Canada: Introducing ETC Group

ETC group’s position on biotechnology: " Biotechnologies are a variety of techniques that involve the use and manipulation of living organisms to make commercial products. These techniques include cell culture, tissue culture, embryo transfer, and recombinant DNA technology (genetic engineering). ETC group focuses on the social and economic impacts of new biotechnologies. ETC group is not fundamentally opposed to genetic engineering, but we have profound concerns about the way it is being foisted upon the world. In the current social, economic and political context, genetic engineering is not safe, and involves unacceptable levels of risk to people and the environment. For ETC group, the fundamental issue is control."


How they began: Twenty-five years ago the idea that would become the Rural Advancement Foundation International (and then, in 2001, ETC Group) began with a conversation about seeds. A quarter of a century later, ETC Group is still talking about seeds, but the world has grown more complex: new technologies have developed, economies have globalized, multinational companies have expanded their reach, wealth and capital are concentrated in the hands of fewer and fewer giant corporations. Life itself has been manipulated, picked apart, re- assembled – and then patented.

What they do: they address the socioeconomic and ecological issues surrounding new technologies that could have an impact on the world’s poorest and most vulnerable. They investigate ecological erosion (including the erosion of cultures and human rights); the development of new technologies (especially agricultural but also new technologies that work with genomics and matter); and they monitor global governance issues including corporate concentration and trade in technologies. They operate at the global political level. They work closely with partner civil society organizations (CSOs) and social movements, especially in Africa, Asia and Latin America.

Who they are: They are eight staff members and eleven Board members scattered over five continents. ETC has offices in Ottawa, Canada; Carrboro, USA; and Mexico City, Mexico.

What they’ve done: For 25 years, they have been advocates on global issues such as the conservation of agricultural biodiversity and food security and on the impact of new technologies on the rural poor. Since the early 1980s, they have conducted groundbreaking research, education and successful social action on issues involving agricultural biodiversity, biotechnology, intellectual property (IP) and community knowledge systems. In the 1990s, their work expanded to encompass social and environmental concerns related to biotechnology, biopiracy, human genomics and, in the late 1990s, to nanotechnology. ETC Group (as RAFI) was the first civil society organization (nationally or internationally) to draw attention to the socioeconomic and scientific issues related to the conservation and use of plant genetic resources, intellectual property and biotechnology.

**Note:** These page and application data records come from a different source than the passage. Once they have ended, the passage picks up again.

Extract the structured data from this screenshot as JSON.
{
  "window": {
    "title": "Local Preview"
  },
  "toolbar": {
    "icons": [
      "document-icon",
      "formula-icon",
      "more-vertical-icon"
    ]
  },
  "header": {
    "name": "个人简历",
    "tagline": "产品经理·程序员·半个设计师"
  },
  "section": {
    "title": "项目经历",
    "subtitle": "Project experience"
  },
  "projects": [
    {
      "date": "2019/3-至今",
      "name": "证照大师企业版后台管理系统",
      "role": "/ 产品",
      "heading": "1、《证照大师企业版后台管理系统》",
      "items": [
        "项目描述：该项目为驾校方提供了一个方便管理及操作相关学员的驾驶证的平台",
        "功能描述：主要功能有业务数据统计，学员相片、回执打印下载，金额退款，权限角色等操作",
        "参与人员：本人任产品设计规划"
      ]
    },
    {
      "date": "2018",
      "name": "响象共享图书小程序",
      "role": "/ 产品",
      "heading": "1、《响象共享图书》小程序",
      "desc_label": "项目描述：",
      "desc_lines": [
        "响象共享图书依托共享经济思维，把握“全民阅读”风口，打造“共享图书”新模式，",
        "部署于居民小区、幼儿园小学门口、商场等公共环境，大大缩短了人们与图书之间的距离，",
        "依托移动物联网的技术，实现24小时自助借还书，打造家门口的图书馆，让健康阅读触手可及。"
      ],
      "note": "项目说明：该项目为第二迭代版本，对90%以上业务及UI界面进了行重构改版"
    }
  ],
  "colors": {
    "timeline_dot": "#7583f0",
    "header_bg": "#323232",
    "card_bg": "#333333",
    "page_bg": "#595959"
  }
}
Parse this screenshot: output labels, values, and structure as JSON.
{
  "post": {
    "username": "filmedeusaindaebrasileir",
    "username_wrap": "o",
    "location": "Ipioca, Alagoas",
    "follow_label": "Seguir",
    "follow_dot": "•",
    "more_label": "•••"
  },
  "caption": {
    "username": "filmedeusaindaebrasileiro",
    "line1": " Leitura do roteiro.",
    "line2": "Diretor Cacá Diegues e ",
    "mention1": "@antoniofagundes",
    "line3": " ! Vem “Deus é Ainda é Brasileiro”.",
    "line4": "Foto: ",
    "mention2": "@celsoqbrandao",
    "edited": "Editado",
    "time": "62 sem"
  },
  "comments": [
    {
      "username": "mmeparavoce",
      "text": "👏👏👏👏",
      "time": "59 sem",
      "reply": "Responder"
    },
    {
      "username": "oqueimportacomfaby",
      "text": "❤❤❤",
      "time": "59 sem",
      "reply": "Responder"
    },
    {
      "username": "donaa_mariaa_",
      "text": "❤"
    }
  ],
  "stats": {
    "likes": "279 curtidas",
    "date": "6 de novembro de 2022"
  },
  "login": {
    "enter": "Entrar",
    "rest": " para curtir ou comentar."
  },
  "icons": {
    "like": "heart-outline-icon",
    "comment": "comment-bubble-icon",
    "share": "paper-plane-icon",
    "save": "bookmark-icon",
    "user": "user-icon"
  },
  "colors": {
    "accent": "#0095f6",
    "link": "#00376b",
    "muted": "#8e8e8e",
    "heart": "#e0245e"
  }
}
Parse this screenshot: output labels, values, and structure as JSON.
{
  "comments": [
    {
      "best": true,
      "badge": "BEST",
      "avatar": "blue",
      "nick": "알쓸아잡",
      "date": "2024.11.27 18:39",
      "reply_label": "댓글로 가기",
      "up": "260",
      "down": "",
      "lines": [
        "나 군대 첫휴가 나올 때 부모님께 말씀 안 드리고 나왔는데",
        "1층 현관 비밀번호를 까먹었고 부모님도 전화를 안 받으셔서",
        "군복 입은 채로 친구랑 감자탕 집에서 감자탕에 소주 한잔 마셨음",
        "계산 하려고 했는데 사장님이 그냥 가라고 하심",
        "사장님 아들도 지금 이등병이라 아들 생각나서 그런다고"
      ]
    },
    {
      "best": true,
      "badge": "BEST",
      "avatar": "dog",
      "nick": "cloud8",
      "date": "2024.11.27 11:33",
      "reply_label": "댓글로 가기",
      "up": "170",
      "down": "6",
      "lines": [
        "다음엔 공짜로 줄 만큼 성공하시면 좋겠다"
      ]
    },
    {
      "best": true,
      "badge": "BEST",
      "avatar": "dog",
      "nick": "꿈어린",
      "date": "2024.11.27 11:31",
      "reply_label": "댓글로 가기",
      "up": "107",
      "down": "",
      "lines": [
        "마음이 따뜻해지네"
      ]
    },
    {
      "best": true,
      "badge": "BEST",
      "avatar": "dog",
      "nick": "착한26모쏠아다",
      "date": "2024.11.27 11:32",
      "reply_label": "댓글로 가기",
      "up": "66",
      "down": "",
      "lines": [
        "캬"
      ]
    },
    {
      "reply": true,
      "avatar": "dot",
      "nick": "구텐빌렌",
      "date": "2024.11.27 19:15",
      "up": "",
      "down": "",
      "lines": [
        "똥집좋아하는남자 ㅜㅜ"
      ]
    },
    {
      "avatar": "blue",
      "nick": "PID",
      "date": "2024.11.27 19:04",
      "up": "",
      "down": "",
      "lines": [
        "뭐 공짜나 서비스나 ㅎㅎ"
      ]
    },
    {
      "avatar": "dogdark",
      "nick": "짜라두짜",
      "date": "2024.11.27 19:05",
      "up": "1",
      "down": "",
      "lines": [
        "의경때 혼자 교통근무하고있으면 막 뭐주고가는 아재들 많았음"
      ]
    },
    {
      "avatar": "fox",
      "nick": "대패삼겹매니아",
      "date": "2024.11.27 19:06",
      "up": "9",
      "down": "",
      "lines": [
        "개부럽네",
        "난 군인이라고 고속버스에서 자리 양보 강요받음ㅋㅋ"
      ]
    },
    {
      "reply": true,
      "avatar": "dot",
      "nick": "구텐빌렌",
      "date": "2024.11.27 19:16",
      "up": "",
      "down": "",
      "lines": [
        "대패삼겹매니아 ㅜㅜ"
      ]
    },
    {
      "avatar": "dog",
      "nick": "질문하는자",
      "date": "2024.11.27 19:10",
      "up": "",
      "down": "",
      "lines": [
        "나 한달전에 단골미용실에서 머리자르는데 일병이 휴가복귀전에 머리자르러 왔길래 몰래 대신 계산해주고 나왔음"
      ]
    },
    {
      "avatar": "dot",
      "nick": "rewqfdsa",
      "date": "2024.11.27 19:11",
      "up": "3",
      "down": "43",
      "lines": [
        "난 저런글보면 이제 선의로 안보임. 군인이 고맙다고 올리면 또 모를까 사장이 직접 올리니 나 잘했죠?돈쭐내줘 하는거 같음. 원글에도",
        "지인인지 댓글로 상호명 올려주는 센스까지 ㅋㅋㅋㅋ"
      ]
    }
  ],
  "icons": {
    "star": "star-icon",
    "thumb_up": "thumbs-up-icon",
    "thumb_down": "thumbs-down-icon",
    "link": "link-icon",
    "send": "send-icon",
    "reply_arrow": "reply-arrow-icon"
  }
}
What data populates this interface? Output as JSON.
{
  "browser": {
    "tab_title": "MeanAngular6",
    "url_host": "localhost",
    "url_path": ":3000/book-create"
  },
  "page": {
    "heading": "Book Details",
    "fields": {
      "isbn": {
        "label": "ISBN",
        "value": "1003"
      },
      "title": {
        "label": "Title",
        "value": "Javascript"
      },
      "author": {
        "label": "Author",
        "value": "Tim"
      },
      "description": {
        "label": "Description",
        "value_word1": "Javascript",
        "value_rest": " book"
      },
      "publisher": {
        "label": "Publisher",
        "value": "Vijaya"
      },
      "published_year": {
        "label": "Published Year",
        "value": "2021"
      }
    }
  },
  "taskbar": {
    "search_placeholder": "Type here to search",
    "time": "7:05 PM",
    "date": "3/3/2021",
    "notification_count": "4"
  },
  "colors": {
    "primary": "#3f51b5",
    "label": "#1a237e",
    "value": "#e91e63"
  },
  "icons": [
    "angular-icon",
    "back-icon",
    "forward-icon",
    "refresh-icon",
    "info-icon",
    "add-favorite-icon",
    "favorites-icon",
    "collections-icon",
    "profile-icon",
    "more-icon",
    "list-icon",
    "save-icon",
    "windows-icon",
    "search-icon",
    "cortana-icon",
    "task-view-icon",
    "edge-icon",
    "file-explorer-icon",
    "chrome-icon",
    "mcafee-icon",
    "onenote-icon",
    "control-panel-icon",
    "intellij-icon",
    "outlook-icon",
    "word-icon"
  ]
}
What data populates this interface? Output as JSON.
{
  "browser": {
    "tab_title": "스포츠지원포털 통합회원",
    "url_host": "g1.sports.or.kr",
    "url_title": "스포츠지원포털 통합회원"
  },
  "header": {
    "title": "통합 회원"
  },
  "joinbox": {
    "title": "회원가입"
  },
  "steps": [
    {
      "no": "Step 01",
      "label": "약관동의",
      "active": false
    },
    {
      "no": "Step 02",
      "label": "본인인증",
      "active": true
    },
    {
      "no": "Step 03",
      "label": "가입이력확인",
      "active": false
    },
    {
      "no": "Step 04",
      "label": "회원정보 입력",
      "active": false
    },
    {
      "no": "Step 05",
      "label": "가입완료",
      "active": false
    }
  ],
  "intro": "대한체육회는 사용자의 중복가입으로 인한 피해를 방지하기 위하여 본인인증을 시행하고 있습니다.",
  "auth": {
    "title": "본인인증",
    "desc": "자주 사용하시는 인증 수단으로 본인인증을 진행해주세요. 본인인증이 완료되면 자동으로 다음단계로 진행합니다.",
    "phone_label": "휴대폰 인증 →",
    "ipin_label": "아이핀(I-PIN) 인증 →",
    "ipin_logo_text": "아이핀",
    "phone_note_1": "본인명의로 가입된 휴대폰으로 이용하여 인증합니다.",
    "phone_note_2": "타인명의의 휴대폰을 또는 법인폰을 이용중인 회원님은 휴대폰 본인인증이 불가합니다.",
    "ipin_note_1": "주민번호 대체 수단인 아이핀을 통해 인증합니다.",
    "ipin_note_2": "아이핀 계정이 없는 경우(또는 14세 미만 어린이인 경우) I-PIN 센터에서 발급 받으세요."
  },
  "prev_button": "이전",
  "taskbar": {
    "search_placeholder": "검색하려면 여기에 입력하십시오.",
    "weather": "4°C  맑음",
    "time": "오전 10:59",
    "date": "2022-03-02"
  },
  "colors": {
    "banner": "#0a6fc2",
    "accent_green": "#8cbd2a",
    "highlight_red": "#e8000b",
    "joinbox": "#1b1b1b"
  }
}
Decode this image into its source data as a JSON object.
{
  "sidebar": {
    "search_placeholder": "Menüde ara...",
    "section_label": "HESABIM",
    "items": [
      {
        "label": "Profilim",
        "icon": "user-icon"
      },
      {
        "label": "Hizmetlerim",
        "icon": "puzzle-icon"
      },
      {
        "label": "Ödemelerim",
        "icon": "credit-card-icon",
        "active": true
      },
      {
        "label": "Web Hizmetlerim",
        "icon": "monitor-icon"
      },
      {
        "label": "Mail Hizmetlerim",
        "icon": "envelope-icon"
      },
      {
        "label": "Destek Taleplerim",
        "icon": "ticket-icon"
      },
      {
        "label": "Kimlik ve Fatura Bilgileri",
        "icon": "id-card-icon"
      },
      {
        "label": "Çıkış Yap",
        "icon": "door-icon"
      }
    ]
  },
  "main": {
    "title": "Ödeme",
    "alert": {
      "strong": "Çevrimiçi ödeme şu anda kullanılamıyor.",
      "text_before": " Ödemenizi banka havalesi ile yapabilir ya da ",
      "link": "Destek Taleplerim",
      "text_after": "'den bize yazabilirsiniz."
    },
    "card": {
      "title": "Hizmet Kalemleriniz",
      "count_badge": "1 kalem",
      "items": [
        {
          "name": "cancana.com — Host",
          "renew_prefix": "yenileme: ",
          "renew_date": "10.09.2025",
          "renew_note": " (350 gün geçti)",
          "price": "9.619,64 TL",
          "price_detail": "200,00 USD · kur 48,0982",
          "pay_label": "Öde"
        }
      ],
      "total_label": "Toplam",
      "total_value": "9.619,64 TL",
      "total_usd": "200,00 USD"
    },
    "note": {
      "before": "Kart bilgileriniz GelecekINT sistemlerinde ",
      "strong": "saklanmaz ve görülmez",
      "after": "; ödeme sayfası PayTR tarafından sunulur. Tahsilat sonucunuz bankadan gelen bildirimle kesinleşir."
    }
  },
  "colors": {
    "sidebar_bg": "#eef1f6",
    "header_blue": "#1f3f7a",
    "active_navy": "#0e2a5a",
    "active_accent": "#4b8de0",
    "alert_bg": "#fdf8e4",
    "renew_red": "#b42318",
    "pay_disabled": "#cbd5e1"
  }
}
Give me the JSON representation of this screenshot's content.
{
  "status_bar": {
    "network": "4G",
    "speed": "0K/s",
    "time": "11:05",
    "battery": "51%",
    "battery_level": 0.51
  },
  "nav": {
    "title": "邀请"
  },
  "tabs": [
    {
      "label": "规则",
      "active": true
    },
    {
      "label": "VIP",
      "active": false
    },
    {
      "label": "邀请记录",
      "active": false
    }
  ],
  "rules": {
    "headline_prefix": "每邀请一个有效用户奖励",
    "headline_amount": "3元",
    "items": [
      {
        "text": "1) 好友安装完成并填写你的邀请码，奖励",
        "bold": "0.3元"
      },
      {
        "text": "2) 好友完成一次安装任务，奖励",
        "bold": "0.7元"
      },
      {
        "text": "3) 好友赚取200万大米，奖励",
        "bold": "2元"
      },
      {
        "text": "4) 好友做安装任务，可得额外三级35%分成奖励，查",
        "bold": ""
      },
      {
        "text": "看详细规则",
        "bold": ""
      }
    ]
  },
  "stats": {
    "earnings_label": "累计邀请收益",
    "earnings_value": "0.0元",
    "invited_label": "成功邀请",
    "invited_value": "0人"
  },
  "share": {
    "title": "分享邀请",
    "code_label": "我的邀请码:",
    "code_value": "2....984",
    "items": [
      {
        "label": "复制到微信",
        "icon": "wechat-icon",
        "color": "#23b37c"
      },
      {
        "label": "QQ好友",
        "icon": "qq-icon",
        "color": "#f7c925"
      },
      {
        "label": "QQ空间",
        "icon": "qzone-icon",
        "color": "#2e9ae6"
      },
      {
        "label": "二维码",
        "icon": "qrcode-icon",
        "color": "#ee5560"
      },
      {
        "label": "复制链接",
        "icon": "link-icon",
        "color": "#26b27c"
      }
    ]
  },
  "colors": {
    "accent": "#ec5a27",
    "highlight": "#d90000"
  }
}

ETC Group’s international reputation has been built not merely on its effective research, but also on its unique ability to transform research into public policy and institutional change. We have challenged – and defeated – patents on crop species and human tissues. Working with partner organizations and people directly affected by abusive claims, they have successfully forced governments to revoke patents and have used public opinion to persuade patent owners in the US, Australia, Europe and India to surrender their exclusive monopoly claims. In the late 1970s, they were the first CSO to recognize the trend toward life patenting and the first to organize against national plant patenting laws (plant breeders’ rights). In the 1990s they shattered the myth that commercial biotechnology aims to feed hungry people by bringing to public light a seed sterilization technology (dubbed Terminator by ETC Group) that threatens to extinguish the right of farmers to save and re-plant their seeds. In 2003 they are still fighting to ensure that new technologies are developed transparently and their potential benefits shared equitably and that the powerful recognize that the world’s marginalized populations and ecologies are not a petri dish for technological advancement.

ETC Group has consultative status with the United Nations Economic and Social Council (ECOSOC), Food and Agriculture Organization (FAO), UN Conference on Trade and Development (UNCTAD), and UN Biodiversity Convention (CBD) and also has a long history with the Consultative Group on International Agricultural Research (CGIAR). ETC Group is a registered CSO in Canada and The Netherlands. Friends of ETC Group is a private non-profit organization under section 501(c)3 in the United States.

Read ETC publications on their website.